■ RAW DATA
---+---

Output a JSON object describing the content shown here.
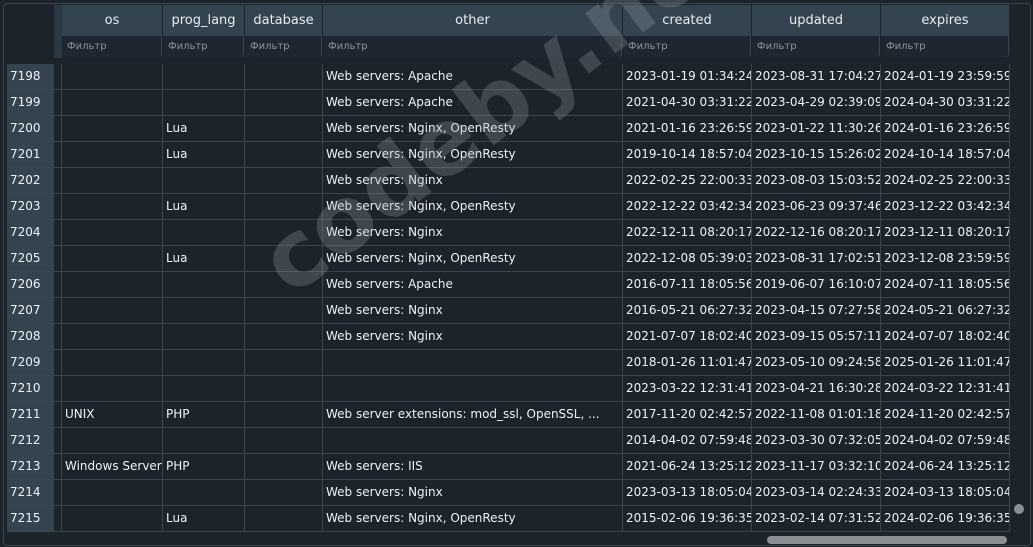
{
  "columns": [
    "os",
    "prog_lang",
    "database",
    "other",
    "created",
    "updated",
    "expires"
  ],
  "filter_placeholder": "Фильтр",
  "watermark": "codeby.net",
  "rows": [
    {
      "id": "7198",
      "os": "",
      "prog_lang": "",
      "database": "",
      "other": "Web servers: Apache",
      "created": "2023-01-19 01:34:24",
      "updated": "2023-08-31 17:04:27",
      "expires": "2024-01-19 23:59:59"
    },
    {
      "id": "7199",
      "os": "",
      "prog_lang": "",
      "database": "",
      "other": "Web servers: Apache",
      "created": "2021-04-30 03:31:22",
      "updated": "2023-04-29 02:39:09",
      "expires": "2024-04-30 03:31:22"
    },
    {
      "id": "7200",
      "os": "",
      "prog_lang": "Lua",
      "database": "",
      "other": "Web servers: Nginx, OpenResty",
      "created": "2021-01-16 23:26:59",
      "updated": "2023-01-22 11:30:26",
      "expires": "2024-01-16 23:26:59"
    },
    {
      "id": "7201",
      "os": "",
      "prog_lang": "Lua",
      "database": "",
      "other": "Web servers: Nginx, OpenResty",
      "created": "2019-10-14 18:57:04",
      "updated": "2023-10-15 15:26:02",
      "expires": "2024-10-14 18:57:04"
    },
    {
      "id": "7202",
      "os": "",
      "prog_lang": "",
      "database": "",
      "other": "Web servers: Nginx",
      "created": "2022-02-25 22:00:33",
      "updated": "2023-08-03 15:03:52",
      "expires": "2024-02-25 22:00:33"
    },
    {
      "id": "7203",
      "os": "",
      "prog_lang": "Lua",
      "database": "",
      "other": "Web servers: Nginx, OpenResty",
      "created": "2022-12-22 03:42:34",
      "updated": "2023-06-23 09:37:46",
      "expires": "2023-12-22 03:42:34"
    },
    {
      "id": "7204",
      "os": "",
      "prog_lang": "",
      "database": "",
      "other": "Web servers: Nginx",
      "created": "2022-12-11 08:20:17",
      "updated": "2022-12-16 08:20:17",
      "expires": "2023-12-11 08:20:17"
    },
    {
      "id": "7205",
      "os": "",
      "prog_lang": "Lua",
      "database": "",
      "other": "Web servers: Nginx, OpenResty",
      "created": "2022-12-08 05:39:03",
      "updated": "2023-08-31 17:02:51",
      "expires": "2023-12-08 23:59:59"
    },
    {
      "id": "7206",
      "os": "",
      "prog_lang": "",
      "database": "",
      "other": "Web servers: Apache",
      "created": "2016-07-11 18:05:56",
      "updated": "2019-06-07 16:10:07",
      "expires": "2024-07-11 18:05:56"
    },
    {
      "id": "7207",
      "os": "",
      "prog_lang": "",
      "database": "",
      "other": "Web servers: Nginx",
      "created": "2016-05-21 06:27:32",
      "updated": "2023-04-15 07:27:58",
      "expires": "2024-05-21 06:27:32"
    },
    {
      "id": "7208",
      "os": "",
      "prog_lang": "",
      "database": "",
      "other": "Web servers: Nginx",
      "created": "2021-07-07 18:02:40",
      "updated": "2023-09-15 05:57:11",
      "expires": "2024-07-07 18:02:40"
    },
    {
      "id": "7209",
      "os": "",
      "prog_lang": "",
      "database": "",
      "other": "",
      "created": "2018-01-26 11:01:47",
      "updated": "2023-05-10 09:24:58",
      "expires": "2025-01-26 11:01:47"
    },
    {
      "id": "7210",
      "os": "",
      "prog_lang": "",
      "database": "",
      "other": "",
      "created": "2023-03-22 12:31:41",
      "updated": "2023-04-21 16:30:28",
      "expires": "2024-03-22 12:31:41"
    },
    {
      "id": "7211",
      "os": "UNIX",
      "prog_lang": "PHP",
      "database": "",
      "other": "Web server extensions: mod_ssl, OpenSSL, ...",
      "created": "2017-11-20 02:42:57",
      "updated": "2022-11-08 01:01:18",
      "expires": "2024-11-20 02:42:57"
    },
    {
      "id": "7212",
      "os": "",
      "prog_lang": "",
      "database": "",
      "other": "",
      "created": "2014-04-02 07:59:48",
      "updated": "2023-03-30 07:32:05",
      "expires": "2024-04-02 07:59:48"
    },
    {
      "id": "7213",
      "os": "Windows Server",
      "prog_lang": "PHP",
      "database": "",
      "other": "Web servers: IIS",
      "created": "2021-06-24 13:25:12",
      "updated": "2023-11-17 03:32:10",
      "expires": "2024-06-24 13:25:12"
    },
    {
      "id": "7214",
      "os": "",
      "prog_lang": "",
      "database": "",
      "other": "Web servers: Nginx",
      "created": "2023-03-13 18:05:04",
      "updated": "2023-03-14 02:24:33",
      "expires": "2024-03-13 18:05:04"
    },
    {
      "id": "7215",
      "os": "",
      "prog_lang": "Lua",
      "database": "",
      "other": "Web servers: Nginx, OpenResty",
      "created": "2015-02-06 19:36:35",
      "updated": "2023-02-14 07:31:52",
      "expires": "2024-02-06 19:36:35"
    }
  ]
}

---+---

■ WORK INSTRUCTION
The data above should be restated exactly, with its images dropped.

■ OUTPUT FOR THIS EXERCISE
Output a JSON object describing the content shown here.
{
  "columns": [
    "os",
    "prog_lang",
    "database",
    "other",
    "created",
    "updated",
    "expires"
  ],
  "filter_placeholder": "Фильтр",
  "watermark": "codeby.net",
  "rows": [
    {
      "id": "7198",
      "os": "",
      "prog_lang": "",
      "database": "",
      "other": "Web servers: Apache",
      "created": "2023-01-19 01:34:24",
      "updated": "2023-08-31 17:04:27",
      "expires": "2024-01-19 23:59:59"
    },
    {
      "id": "7199",
      "os": "",
      "prog_lang": "",
      "database": "",
      "other": "Web servers: Apache",
      "created": "2021-04-30 03:31:22",
      "updated": "2023-04-29 02:39:09",
      "expires": "2024-04-30 03:31:22"
    },
    {
      "id": "7200",
      "os": "",
      "prog_lang": "Lua",
      "database": "",
      "other": "Web servers: Nginx, OpenResty",
      "created": "2021-01-16 23:26:59",
      "updated": "2023-01-22 11:30:26",
      "expires": "2024-01-16 23:26:59"
    },
    {
      "id": "7201",
      "os": "",
      "prog_lang": "Lua",
      "database": "",
      "other": "Web servers: Nginx, OpenResty",
      "created": "2019-10-14 18:57:04",
      "updated": "2023-10-15 15:26:02",
      "expires": "2024-10-14 18:57:04"
    },
    {
      "id": "7202",
      "os": "",
      "prog_lang": "",
      "database": "",
      "other": "Web servers: Nginx",
      "created": "2022-02-25 22:00:33",
      "updated": "2023-08-03 15:03:52",
      "expires": "2024-02-25 22:00:33"
    },
    {
      "id": "7203",
      "os": "",
      "prog_lang": "Lua",
      "database": "",
      "other": "Web servers: Nginx, OpenResty",
      "created": "2022-12-22 03:42:34",
      "updated": "2023-06-23 09:37:46",
      "expires": "2023-12-22 03:42:34"
    },
    {
      "id": "7204",
      "os": "",
      "prog_lang": "",
      "database": "",
      "other": "Web servers: Nginx",
      "created": "2022-12-11 08:20:17",
      "updated": "2022-12-16 08:20:17",
      "expires": "2023-12-11 08:20:17"
    },
    {
      "id": "7205",
      "os": "",
      "prog_lang": "Lua",
      "database": "",
      "other": "Web servers: Nginx, OpenResty",
      "created": "2022-12-08 05:39:03",
      "updated": "2023-08-31 17:02:51",
      "expires": "2023-12-08 23:59:59"
    },
    {
      "id": "7206",
      "os": "",
      "prog_lang": "",
      "database": "",
      "other": "Web servers: Apache",
      "created": "2016-07-11 18:05:56",
      "updated": "2019-06-07 16:10:07",
      "expires": "2024-07-11 18:05:56"
    },
    {
      "id": "7207",
      "os": "",
      "prog_lang": "",
      "database": "",
      "other": "Web servers: Nginx",
      "created": "2016-05-21 06:27:32",
      "updated": "2023-04-15 07:27:58",
      "expires": "2024-05-21 06:27:32"
    },
    {
      "id": "7208",
      "os": "",
      "prog_lang": "",
      "database": "",
      "other": "Web servers: Nginx",
      "created": "2021-07-07 18:02:40",
      "updated": "2023-09-15 05:57:11",
      "expires": "2024-07-07 18:02:40"
    },
    {
      "id": "7209",
      "os": "",
      "prog_lang": "",
      "database": "",
      "other": "",
      "created": "2018-01-26 11:01:47",
      "updated": "2023-05-10 09:24:58",
      "expires": "2025-01-26 11:01:47"
    },
    {
      "id": "7210",
      "os": "",
      "prog_lang": "",
      "database": "",
      "other": "",
      "created": "2023-03-22 12:31:41",
      "updated": "2023-04-21 16:30:28",
      "expires": "2024-03-22 12:31:41"
    },
    {
      "id": "7211",
      "os": "UNIX",
      "prog_lang": "PHP",
      "database": "",
      "other": "Web server extensions: mod_ssl, OpenSSL, ...",
      "created": "2017-11-20 02:42:57",
      "updated": "2022-11-08 01:01:18",
      "expires": "2024-11-20 02:42:57"
    },
    {
      "id": "7212",
      "os": "",
      "prog_lang": "",
      "database": "",
      "other": "",
      "created": "2014-04-02 07:59:48",
      "updated": "2023-03-30 07:32:05",
      "expires": "2024-04-02 07:59:48"
    },
    {
      "id": "7213",
      "os": "Windows Server",
      "prog_lang": "PHP",
      "database": "",
      "other": "Web servers: IIS",
      "created": "2021-06-24 13:25:12",
      "updated": "2023-11-17 03:32:10",
      "expires": "2024-06-24 13:25:12"
    },
    {
      "id": "7214",
      "os": "",
      "prog_lang": "",
      "database": "",
      "other": "Web servers: Nginx",
      "created": "2023-03-13 18:05:04",
      "updated": "2023-03-14 02:24:33",
      "expires": "2024-03-13 18:05:04"
    },
    {
      "id": "7215",
      "os": "",
      "prog_lang": "Lua",
      "database": "",
      "other": "Web servers: Nginx, OpenResty",
      "created": "2015-02-06 19:36:35",
      "updated": "2023-02-14 07:31:52",
      "expires": "2024-02-06 19:36:35"
    }
  ]
}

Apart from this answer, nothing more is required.